EXERCISE GOAL: Identify each line below that contains the word "buttons", and copy it out.

== Segment start ==

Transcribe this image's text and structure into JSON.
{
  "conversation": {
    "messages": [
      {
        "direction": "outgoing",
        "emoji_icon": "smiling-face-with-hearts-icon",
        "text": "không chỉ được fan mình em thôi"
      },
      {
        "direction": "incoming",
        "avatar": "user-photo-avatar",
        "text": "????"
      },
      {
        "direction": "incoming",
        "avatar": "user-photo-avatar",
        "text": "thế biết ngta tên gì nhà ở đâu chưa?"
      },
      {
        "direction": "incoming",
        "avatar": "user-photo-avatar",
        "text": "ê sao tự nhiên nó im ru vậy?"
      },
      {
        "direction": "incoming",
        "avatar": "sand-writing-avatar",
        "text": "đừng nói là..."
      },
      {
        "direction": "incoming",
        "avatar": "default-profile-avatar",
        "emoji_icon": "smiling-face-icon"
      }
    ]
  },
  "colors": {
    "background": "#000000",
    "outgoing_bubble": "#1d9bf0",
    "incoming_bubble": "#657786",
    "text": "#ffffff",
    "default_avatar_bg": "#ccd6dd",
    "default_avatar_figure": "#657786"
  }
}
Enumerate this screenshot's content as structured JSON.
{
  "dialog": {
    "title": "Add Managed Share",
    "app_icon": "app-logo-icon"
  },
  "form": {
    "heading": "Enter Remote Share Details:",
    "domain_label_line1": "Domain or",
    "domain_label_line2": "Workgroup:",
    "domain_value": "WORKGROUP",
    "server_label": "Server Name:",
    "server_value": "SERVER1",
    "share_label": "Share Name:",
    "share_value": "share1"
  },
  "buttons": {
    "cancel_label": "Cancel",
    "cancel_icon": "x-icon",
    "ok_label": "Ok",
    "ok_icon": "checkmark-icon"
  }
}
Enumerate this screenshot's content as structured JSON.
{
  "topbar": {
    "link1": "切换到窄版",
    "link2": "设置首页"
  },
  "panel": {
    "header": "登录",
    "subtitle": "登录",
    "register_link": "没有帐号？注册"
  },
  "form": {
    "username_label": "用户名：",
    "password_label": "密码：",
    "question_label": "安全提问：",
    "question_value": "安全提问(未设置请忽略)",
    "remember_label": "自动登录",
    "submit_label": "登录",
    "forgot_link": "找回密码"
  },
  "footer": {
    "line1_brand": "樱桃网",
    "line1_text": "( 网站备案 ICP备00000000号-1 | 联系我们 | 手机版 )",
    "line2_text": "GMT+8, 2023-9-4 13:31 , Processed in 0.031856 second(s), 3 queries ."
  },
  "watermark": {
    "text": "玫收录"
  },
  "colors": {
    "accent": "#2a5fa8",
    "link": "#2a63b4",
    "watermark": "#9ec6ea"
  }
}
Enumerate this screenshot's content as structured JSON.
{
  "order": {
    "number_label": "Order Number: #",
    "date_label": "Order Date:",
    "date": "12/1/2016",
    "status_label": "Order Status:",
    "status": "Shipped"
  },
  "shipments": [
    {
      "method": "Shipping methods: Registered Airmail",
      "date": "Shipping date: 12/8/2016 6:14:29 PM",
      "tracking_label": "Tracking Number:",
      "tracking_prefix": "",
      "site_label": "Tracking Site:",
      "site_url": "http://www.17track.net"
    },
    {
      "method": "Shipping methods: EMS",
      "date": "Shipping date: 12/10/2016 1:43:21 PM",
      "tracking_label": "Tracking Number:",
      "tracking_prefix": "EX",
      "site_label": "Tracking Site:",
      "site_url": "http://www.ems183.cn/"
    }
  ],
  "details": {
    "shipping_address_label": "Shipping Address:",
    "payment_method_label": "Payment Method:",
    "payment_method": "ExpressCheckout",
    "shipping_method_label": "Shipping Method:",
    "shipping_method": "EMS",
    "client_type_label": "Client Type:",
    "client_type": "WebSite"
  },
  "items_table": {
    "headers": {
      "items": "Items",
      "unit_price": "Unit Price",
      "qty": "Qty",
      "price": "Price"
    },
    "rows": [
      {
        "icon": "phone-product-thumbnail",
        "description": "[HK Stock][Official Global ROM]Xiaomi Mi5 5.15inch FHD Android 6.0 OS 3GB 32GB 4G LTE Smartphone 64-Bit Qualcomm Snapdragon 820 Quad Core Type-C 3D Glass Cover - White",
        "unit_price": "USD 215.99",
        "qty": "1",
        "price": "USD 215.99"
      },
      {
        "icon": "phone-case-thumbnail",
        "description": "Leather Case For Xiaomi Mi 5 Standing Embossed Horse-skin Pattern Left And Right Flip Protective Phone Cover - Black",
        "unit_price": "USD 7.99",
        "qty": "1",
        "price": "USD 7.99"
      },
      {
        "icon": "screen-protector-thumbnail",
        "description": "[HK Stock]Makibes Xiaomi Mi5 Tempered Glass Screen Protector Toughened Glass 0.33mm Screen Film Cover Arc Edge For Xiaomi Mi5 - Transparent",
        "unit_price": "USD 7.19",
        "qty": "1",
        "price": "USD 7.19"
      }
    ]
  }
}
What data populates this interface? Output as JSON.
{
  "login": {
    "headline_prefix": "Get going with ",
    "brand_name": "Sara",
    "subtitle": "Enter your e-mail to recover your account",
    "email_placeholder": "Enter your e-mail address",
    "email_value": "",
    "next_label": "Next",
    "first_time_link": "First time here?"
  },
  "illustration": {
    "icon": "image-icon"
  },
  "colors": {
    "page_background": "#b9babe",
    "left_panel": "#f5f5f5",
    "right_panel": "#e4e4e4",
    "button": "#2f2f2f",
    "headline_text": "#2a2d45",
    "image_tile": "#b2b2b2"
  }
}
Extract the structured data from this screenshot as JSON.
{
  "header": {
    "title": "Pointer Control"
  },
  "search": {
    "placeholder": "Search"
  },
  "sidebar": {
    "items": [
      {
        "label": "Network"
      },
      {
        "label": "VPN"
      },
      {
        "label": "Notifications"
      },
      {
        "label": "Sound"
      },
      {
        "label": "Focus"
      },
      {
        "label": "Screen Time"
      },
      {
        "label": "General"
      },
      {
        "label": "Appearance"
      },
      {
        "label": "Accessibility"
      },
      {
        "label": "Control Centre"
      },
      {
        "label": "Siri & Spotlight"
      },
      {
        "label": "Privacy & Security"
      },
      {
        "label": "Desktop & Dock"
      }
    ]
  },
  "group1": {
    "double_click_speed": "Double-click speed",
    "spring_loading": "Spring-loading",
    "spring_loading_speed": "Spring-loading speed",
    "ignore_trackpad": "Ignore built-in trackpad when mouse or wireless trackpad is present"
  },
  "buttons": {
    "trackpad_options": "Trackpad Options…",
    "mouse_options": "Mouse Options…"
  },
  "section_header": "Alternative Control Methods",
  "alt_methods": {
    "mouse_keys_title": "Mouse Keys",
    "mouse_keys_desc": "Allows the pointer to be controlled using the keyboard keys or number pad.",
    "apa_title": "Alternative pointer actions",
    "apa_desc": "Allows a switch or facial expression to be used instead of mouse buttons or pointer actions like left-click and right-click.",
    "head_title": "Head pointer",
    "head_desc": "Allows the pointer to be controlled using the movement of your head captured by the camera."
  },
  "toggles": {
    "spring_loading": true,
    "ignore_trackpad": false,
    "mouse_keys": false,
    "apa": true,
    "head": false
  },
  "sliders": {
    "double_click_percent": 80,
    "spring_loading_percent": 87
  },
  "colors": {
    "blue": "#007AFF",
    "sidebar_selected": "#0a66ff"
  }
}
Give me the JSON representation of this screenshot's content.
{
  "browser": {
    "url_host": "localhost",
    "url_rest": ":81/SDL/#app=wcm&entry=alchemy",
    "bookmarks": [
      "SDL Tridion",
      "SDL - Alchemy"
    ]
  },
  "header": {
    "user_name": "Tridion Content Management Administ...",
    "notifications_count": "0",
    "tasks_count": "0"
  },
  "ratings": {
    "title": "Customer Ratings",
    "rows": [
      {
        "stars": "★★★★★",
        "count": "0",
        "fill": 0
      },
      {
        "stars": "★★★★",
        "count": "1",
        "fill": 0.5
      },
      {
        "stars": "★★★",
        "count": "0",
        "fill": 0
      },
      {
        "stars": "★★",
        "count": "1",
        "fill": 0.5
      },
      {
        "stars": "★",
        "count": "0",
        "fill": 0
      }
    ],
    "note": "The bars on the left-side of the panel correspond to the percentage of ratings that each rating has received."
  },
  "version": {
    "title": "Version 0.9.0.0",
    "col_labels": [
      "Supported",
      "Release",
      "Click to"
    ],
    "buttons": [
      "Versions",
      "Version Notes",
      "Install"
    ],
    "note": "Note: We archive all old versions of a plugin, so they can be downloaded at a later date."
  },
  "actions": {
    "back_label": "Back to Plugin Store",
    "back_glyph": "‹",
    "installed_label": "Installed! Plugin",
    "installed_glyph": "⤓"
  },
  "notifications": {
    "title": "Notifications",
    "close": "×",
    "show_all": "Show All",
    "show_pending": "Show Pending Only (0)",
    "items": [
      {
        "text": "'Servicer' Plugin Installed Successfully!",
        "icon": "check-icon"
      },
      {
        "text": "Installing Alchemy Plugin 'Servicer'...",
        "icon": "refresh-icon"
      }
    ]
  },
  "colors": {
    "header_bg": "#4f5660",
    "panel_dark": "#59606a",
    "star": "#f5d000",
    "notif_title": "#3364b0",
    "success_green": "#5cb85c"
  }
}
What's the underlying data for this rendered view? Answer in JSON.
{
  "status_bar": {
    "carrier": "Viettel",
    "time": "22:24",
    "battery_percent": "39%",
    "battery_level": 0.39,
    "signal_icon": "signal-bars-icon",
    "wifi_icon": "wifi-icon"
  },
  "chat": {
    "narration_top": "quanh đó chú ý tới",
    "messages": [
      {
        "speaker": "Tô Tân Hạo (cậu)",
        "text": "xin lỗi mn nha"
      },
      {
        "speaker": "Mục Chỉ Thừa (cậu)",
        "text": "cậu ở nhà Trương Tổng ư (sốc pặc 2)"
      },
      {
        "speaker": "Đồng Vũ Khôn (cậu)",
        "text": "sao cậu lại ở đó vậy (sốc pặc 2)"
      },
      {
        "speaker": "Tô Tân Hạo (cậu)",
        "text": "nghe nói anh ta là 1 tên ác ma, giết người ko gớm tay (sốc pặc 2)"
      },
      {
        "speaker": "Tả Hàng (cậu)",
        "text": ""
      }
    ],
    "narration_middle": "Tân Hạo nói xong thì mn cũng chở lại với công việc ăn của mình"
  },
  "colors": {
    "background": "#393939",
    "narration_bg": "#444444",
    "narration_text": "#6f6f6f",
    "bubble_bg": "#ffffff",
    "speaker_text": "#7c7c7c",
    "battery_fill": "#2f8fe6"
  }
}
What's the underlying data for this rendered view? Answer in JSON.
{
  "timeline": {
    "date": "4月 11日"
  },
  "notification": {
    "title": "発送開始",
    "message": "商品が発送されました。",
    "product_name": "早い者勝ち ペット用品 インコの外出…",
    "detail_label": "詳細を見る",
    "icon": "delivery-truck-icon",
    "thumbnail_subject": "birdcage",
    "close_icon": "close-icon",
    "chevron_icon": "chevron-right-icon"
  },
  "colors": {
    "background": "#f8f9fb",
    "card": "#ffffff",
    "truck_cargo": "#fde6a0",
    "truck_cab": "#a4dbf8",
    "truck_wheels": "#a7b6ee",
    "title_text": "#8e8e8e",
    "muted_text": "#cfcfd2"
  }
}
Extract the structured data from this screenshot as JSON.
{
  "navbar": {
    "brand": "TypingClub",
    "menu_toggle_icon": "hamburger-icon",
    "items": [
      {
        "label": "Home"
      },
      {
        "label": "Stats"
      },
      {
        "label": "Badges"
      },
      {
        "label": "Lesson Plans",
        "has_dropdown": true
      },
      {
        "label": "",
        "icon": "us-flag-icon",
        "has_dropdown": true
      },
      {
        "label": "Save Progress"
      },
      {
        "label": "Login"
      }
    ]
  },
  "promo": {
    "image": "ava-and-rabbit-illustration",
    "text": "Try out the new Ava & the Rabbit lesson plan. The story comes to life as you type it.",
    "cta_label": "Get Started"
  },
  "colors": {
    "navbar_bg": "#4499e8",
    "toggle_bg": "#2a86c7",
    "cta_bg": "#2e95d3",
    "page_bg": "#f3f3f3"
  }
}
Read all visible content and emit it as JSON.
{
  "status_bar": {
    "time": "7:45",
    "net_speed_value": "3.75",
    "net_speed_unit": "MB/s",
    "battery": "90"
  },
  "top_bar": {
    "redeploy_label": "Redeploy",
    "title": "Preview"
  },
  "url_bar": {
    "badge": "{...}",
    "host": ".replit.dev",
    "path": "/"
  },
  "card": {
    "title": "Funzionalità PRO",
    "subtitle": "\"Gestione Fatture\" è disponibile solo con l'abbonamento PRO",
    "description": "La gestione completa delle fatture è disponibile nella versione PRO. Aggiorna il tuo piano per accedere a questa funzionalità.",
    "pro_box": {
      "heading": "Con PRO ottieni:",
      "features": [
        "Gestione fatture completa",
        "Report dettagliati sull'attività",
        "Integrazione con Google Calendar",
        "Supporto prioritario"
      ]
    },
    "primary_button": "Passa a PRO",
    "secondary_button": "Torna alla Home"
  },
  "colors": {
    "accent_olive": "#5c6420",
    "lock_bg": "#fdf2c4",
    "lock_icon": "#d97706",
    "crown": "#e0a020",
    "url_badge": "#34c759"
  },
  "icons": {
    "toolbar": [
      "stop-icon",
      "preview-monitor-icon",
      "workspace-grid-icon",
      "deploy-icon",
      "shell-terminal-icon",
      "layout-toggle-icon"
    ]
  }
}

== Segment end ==

EXERCISE OUTPUT:
  "buttons": {
  "buttons": {
    "apa_desc": "Allows a switch or facial expression to be used instead of mouse buttons or pointer actions like left-click and right-click.",
    "buttons": [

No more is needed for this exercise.